§ PROBLEM TO SOLVE
I would like every record printed again, exactly as shown.

§ DATA RECORDS
----

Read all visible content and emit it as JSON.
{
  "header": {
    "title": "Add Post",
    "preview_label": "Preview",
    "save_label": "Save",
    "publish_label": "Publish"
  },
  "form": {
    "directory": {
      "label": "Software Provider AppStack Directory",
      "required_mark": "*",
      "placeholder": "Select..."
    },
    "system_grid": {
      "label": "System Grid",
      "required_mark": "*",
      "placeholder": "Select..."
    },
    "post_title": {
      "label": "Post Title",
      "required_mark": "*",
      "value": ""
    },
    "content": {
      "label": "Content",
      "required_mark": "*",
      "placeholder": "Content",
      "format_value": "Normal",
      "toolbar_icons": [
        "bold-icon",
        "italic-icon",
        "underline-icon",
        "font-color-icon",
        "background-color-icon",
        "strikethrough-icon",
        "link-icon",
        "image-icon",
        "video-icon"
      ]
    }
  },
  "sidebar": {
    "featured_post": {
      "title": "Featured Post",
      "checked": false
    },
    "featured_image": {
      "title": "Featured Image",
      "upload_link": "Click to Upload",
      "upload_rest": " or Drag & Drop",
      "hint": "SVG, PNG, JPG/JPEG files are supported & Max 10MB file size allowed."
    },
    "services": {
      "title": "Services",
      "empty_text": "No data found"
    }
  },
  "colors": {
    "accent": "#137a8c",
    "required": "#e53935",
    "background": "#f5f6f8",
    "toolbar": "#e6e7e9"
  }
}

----

§ RESULT BELOW
Read all visible content and emit it as JSON.
{
  "header": {
    "title": "Add Post",
    "preview_label": "Preview",
    "save_label": "Save",
    "publish_label": "Publish"
  },
  "form": {
    "directory": {
      "label": "Software Provider AppStack Directory",
      "required_mark": "*",
      "placeholder": "Select..."
    },
    "system_grid": {
      "label": "System Grid",
      "required_mark": "*",
      "placeholder": "Select..."
    },
    "post_title": {
      "label": "Post Title",
      "required_mark": "*",
      "value": ""
    },
    "content": {
      "label": "Content",
      "required_mark": "*",
      "placeholder": "Content",
      "format_value": "Normal",
      "toolbar_icons": [
        "bold-icon",
        "italic-icon",
        "underline-icon",
        "font-color-icon",
        "background-color-icon",
        "strikethrough-icon",
        "link-icon",
        "image-icon",
        "video-icon"
      ]
    }
  },
  "sidebar": {
    "featured_post": {
      "title": "Featured Post",
      "checked": false
    },
    "featured_image": {
      "title": "Featured Image",
      "upload_link": "Click to Upload",
      "upload_rest": " or Drag & Drop",
      "hint": "SVG, PNG, JPG/JPEG files are supported & Max 10MB file size allowed."
    },
    "services": {
      "title": "Services",
      "empty_text": "No data found"
    }
  },
  "colors": {
    "accent": "#137a8c",
    "required": "#e53935",
    "background": "#f5f6f8",
    "toolbar": "#e6e7e9"
  }
}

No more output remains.